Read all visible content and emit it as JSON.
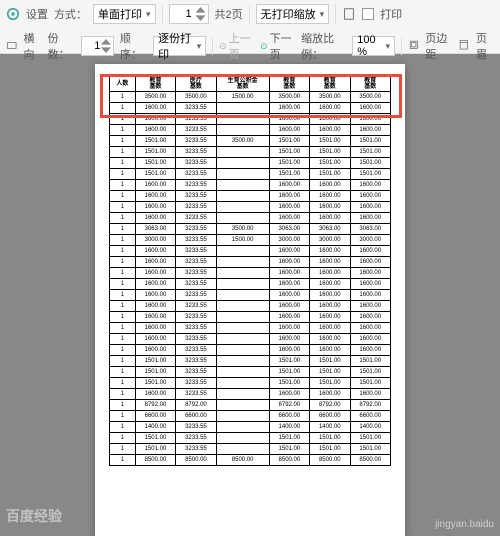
{
  "toolbar": {
    "settings_label": "设置",
    "mode_label": "方式：",
    "mode_value": "单面打印",
    "orient_label": "横向",
    "copies_label": "份数：",
    "copies_value": "1",
    "order_label": "顺序：",
    "order_value": "逐份打印",
    "page_spin": "1",
    "page_total": "共2页",
    "scale_mode": "无打印缩放",
    "prev_label": "上一页",
    "next_label": "下一页",
    "zoom_label": "缩放比例：",
    "zoom_value": "100 %",
    "print_label": "打印",
    "margin_label": "页边距",
    "header_label": "页眉"
  },
  "table": {
    "headers": [
      "人数",
      "教育\n基数",
      "医疗\n基数",
      "生育公积金\n基数",
      "教育\n基数",
      "教育\n基数",
      "教育\n基数"
    ],
    "rows": [
      [
        "1",
        "3500.00",
        "3500.00",
        "1500.00",
        "3500.00",
        "3500.00",
        "3500.00"
      ],
      [
        "1",
        "1600.00",
        "3233.55",
        "",
        "1600.00",
        "1600.00",
        "1600.00"
      ],
      [
        "1",
        "1600.00",
        "3233.55",
        "",
        "1600.00",
        "1600.00",
        "1600.00"
      ],
      [
        "1",
        "1600.00",
        "3233.55",
        "",
        "1600.00",
        "1600.00",
        "1600.00"
      ],
      [
        "1",
        "1501.00",
        "3233.55",
        "3500.00",
        "1501.00",
        "1501.00",
        "1501.00"
      ],
      [
        "1",
        "1501.00",
        "3233.55",
        "",
        "1501.00",
        "1501.00",
        "1501.00"
      ],
      [
        "1",
        "1501.00",
        "3233.55",
        "",
        "1501.00",
        "1501.00",
        "1501.00"
      ],
      [
        "1",
        "1501.00",
        "3233.55",
        "",
        "1501.00",
        "1501.00",
        "1501.00"
      ],
      [
        "1",
        "1600.00",
        "3233.55",
        "",
        "1600.00",
        "1600.00",
        "1600.00"
      ],
      [
        "1",
        "1600.00",
        "3233.55",
        "",
        "1600.00",
        "1600.00",
        "1600.00"
      ],
      [
        "1",
        "1600.00",
        "3233.55",
        "",
        "1600.00",
        "1600.00",
        "1600.00"
      ],
      [
        "1",
        "1600.00",
        "3233.55",
        "",
        "1600.00",
        "1600.00",
        "1600.00"
      ],
      [
        "1",
        "3063.00",
        "3233.55",
        "3500.00",
        "3063.00",
        "3063.00",
        "3063.00"
      ],
      [
        "1",
        "3000.00",
        "3233.55",
        "1500.00",
        "3000.00",
        "3000.00",
        "3000.00"
      ],
      [
        "1",
        "1600.00",
        "3233.55",
        "",
        "1600.00",
        "1600.00",
        "1600.00"
      ],
      [
        "1",
        "1600.00",
        "3233.55",
        "",
        "1600.00",
        "1600.00",
        "1600.00"
      ],
      [
        "1",
        "1600.00",
        "3233.55",
        "",
        "1600.00",
        "1600.00",
        "1600.00"
      ],
      [
        "1",
        "1600.00",
        "3233.55",
        "",
        "1600.00",
        "1600.00",
        "1600.00"
      ],
      [
        "1",
        "1600.00",
        "3233.55",
        "",
        "1600.00",
        "1600.00",
        "1600.00"
      ],
      [
        "1",
        "1600.00",
        "3233.55",
        "",
        "1600.00",
        "1600.00",
        "1600.00"
      ],
      [
        "1",
        "1600.00",
        "3233.55",
        "",
        "1600.00",
        "1600.00",
        "1600.00"
      ],
      [
        "1",
        "1600.00",
        "3233.55",
        "",
        "1600.00",
        "1600.00",
        "1600.00"
      ],
      [
        "1",
        "1600.00",
        "3233.55",
        "",
        "1600.00",
        "1600.00",
        "1600.00"
      ],
      [
        "1",
        "1600.00",
        "3233.55",
        "",
        "1600.00",
        "1600.00",
        "1600.00"
      ],
      [
        "1",
        "1501.00",
        "3233.55",
        "",
        "1501.00",
        "1501.00",
        "1501.00"
      ],
      [
        "1",
        "1501.00",
        "3233.55",
        "",
        "1501.00",
        "1501.00",
        "1501.00"
      ],
      [
        "1",
        "1501.00",
        "3233.55",
        "",
        "1501.00",
        "1501.00",
        "1501.00"
      ],
      [
        "1",
        "1600.00",
        "3233.55",
        "",
        "1600.00",
        "1600.00",
        "1600.00"
      ],
      [
        "1",
        "8792.00",
        "8792.00",
        "",
        "8792.00",
        "8792.00",
        "8792.00"
      ],
      [
        "1",
        "6600.00",
        "6600.00",
        "",
        "6600.00",
        "6600.00",
        "6600.00"
      ],
      [
        "1",
        "1400.00",
        "3233.55",
        "",
        "1400.00",
        "1400.00",
        "1400.00"
      ],
      [
        "1",
        "1501.00",
        "3233.55",
        "",
        "1501.00",
        "1501.00",
        "1501.00"
      ],
      [
        "1",
        "1501.00",
        "3233.55",
        "",
        "1501.00",
        "1501.00",
        "1501.00"
      ],
      [
        "1",
        "8500.00",
        "8500.00",
        "8500.00",
        "8500.00",
        "8500.00",
        "8500.00"
      ]
    ]
  },
  "watermark": {
    "site": "百度经验",
    "user": "jingyan.baidu"
  }
}
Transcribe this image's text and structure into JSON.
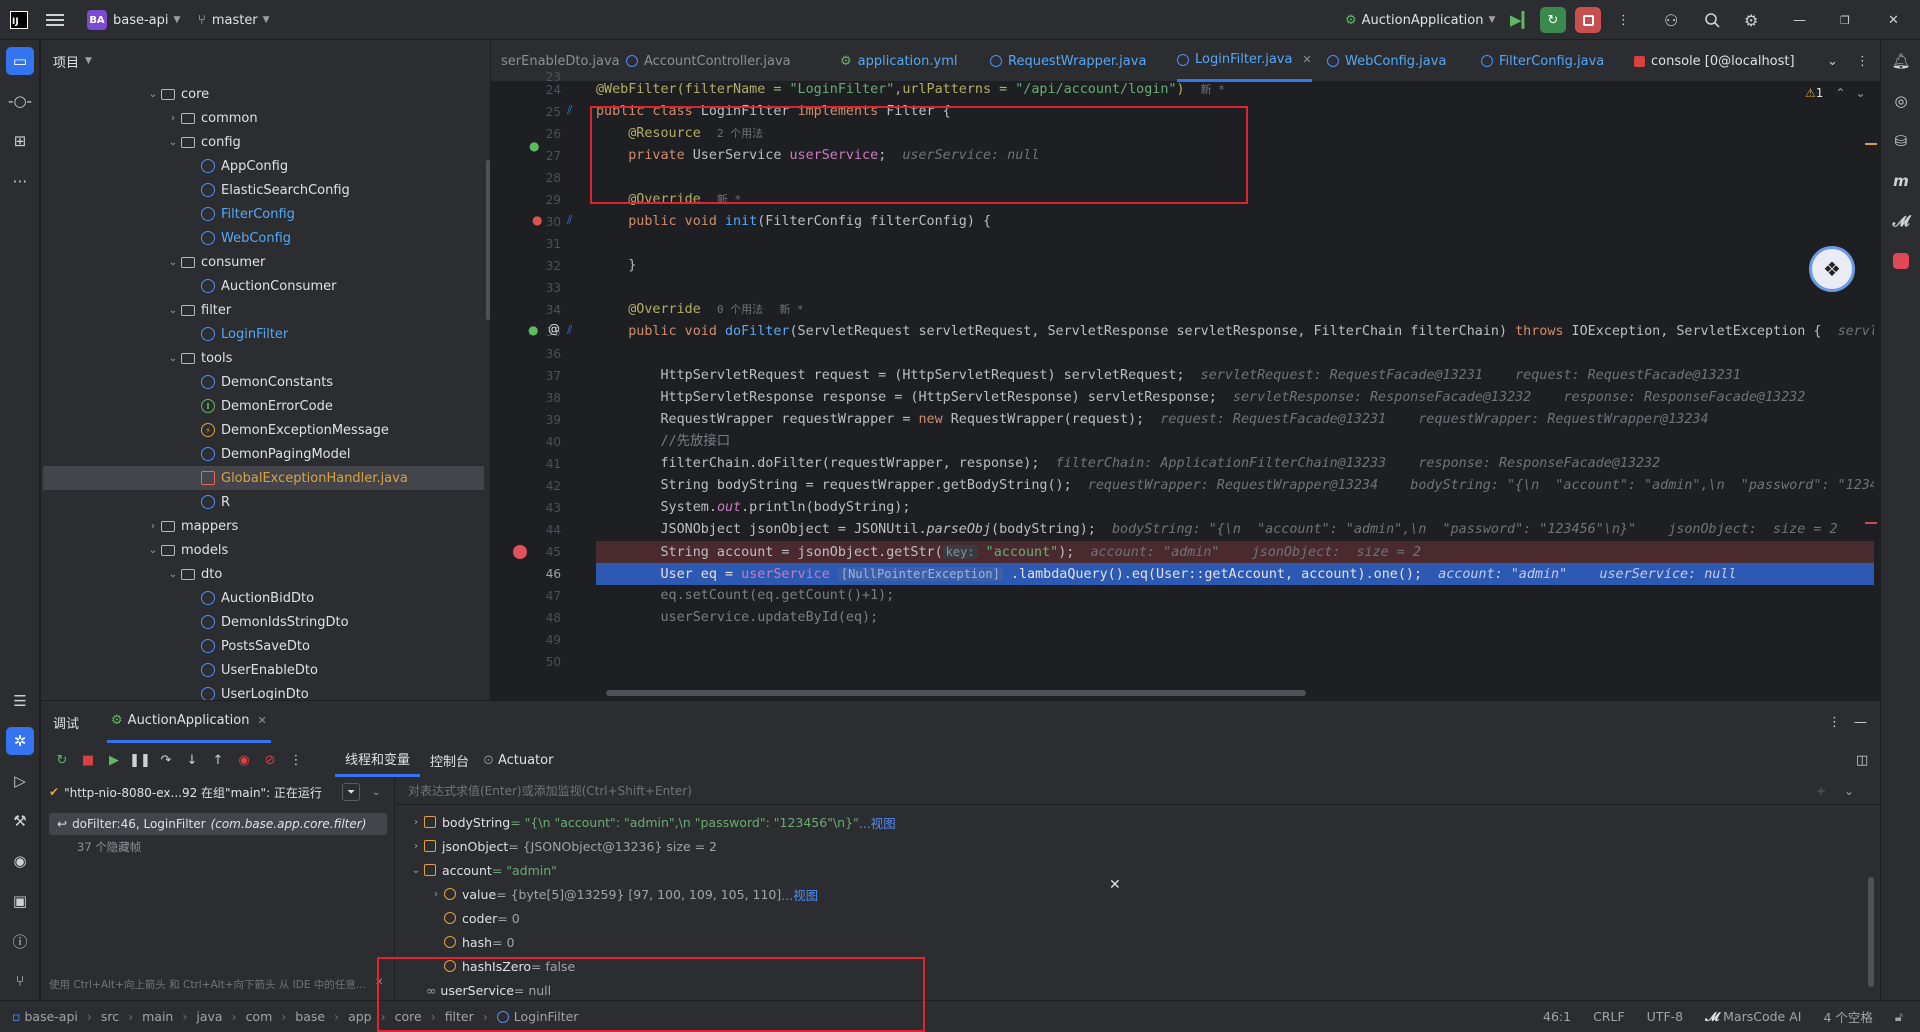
{
  "titlebar": {
    "project_badge": "BA",
    "project_name": "base-api",
    "branch": "master",
    "run_config": "AuctionApplication"
  },
  "project_panel": {
    "title": "项目",
    "tree": [
      {
        "label": "core",
        "type": "folder",
        "expanded": true
      },
      {
        "label": "common",
        "type": "folder",
        "expanded": false
      },
      {
        "label": "config",
        "type": "folder",
        "expanded": true
      },
      {
        "label": "AppConfig",
        "type": "class"
      },
      {
        "label": "ElasticSearchConfig",
        "type": "class"
      },
      {
        "label": "FilterConfig",
        "type": "class",
        "color": "#56a8f5"
      },
      {
        "label": "WebConfig",
        "type": "class",
        "color": "#56a8f5"
      },
      {
        "label": "consumer",
        "type": "folder",
        "expanded": true
      },
      {
        "label": "AuctionConsumer",
        "type": "class"
      },
      {
        "label": "filter",
        "type": "folder",
        "expanded": true
      },
      {
        "label": "LoginFilter",
        "type": "class",
        "color": "#56a8f5"
      },
      {
        "label": "tools",
        "type": "folder",
        "expanded": true
      },
      {
        "label": "DemonConstants",
        "type": "class"
      },
      {
        "label": "DemonErrorCode",
        "type": "interface"
      },
      {
        "label": "DemonExceptionMessage",
        "type": "exception"
      },
      {
        "label": "DemonPagingModel",
        "type": "class"
      },
      {
        "label": "GlobalExceptionHandler.java",
        "type": "javafile",
        "color": "#d9a343"
      },
      {
        "label": "R",
        "type": "class"
      },
      {
        "label": "mappers",
        "type": "folder",
        "expanded": false
      },
      {
        "label": "models",
        "type": "folder",
        "expanded": true
      },
      {
        "label": "dto",
        "type": "folder",
        "expanded": true
      },
      {
        "label": "AuctionBidDto",
        "type": "class"
      },
      {
        "label": "DemonIdsStringDto",
        "type": "class"
      },
      {
        "label": "PostsSaveDto",
        "type": "class"
      },
      {
        "label": "UserEnableDto",
        "type": "class"
      },
      {
        "label": "UserLoginDto",
        "type": "class"
      }
    ]
  },
  "editor_tabs": [
    {
      "label": "serEnableDto.java"
    },
    {
      "label": "AccountController.java"
    },
    {
      "label": "application.yml"
    },
    {
      "label": "RequestWrapper.java"
    },
    {
      "label": "LoginFilter.java",
      "active": true
    },
    {
      "label": "WebConfig.java"
    },
    {
      "label": "FilterConfig.java"
    },
    {
      "label": "console [0@localhost]"
    }
  ],
  "editor": {
    "warning_count": "1",
    "line_numbers": [
      "23",
      "24",
      "25",
      "26",
      "27",
      "28",
      "29",
      "30",
      "31",
      "32",
      "33",
      "34",
      "35",
      "36",
      "37",
      "38",
      "39",
      "40",
      "41",
      "42",
      "43",
      "44",
      "45",
      "46",
      "47",
      "48",
      "49",
      "50"
    ],
    "current_line": "46",
    "breakpoint_line": "45",
    "text": {
      "l24_a": "@WebFilter(filterName = ",
      "l24_s1": "\"LoginFilter\"",
      "l24_b": ",urlPatterns = ",
      "l24_s2": "\"/api/account/login\"",
      "l24_c": ")",
      "l24_new": "新 *",
      "l25_kw1": "public class",
      "l25_name": " LoginFilter ",
      "l25_kw2": "implements",
      "l25_rest": " Filter {",
      "l26_ann": "@Resource",
      "l26_usage": "2 个用法",
      "l27_kw": "private",
      "l27_type": " UserService ",
      "l27_field": "userService",
      "l27_semi": ";",
      "l27_hint": "userService: null",
      "l29_ann": "@Override",
      "l29_new": "新 *",
      "l30_kw": "public void",
      "l30_fn": " init",
      "l30_rest": "(FilterConfig filterConfig) {",
      "l32": "}",
      "l34_ann": "@Override",
      "l34_usage": "0 个用法",
      "l34_new": "新 *",
      "l35_kw": "public void",
      "l35_fn": " doFilter",
      "l35_a": "(ServletRequest servletRequest, ServletResponse servletResponse, FilterChain filterChain) ",
      "l35_throws": "throws",
      "l35_b": " IOException, ServletException {",
      "l35_hint": "servl",
      "l37_code": "HttpServletRequest request = (HttpServletRequest) servletRequest;",
      "l37_hint": "servletRequest: RequestFacade@13231    request: RequestFacade@13231",
      "l38_code": "HttpServletResponse response = (HttpServletResponse) servletResponse;",
      "l38_hint": "servletResponse: ResponseFacade@13232    response: ResponseFacade@13232",
      "l39_a": "RequestWrapper requestWrapper = ",
      "l39_new": "new",
      "l39_b": " RequestWrapper(request);",
      "l39_hint": "request: RequestFacade@13231    requestWrapper: RequestWrapper@13234",
      "l40": "//先放接口",
      "l41_code": "filterChain.doFilter(requestWrapper, response);",
      "l41_hint": "filterChain: ApplicationFilterChain@13233    response: ResponseFacade@13232",
      "l42_code": "String bodyString = requestWrapper.getBodyString();",
      "l42_hint": "requestWrapper: RequestWrapper@13234    bodyString: \"{\\n  \"account\": \"admin\",\\n  \"password\": \"1234",
      "l43_a": "System.",
      "l43_out": "out",
      "l43_b": ".println(bodyString);",
      "l44_a": "JSONObject jsonObject = JSONUtil.",
      "l44_fn": "parseObj",
      "l44_b": "(bodyString);",
      "l44_hint": "bodyString: \"{\\n  \"account\": \"admin\",\\n  \"password\": \"123456\"\\n}\"    jsonObject:  size = 2",
      "l45_a": "String account = jsonObject.getStr(",
      "l45_key": "key:",
      "l45_s": " \"account\"",
      "l45_b": ");",
      "l45_hint": "account: \"admin\"    jsonObject:  size = 2",
      "l46_a": "User eq = ",
      "l46_field": "userService",
      "l46_npe": "[NullPointerException]",
      "l46_b": ".lambdaQuery().eq(User::getAccount, account).one();",
      "l46_hint": "account: \"admin\"    userService: null",
      "l47": "eq.setCount(eq.getCount()+1);",
      "l48": "userService.updateById(eq);"
    }
  },
  "debug_panel": {
    "title": "调试",
    "session_tab": "AuctionApplication",
    "subtabs": [
      "线程和变量",
      "控制台",
      "Actuator"
    ],
    "thread_label": "\"http-nio-8080-ex...92 在组\"main\": 正在运行",
    "frame": "doFilter:46, LoginFilter",
    "frame_pkg": "(com.base.app.core.filter)",
    "hidden_frames": "37 个隐藏帧",
    "tip": "使用 Ctrl+Alt+向上箭头 和 Ctrl+Alt+向下箭头 从 IDE 中的任意...",
    "eval_placeholder": "对表达式求值(Enter)或添加监视(Ctrl+Shift+Enter)",
    "variables": [
      {
        "name": "bodyString",
        "value": " = \"{\\n  \"account\": \"admin\",\\n  \"password\": \"123456\"\\n}\"",
        "link": " ...视图"
      },
      {
        "name": "jsonObject",
        "value": " = {JSONObject@13236}  size = 2",
        "link": ""
      },
      {
        "name": "account",
        "value": " = \"admin\"",
        "link": ""
      },
      {
        "name": "value",
        "value": " = {byte[5]@13259} [97, 100, 109, 105, 110]",
        "link": " ...视图"
      },
      {
        "name": "coder",
        "value": " = 0",
        "link": ""
      },
      {
        "name": "hash",
        "value": " = 0",
        "link": ""
      },
      {
        "name": "hashIsZero",
        "value": " = false",
        "link": ""
      },
      {
        "name": "userService",
        "value": " = null",
        "link": ""
      }
    ]
  },
  "statusbar": {
    "breadcrumb": [
      "base-api",
      "src",
      "main",
      "java",
      "com",
      "base",
      "app",
      "core",
      "filter",
      "LoginFilter"
    ],
    "position": "46:1",
    "line_sep": "CRLF",
    "encoding": "UTF-8",
    "ai": "MarsCode AI",
    "indent": "4 个空格"
  }
}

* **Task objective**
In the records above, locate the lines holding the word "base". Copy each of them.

* **Exercise result**
    "project_name": "base-api",
    "frame_pkg": "(com.base.app.core.filter)",
      "base-api",
      "base",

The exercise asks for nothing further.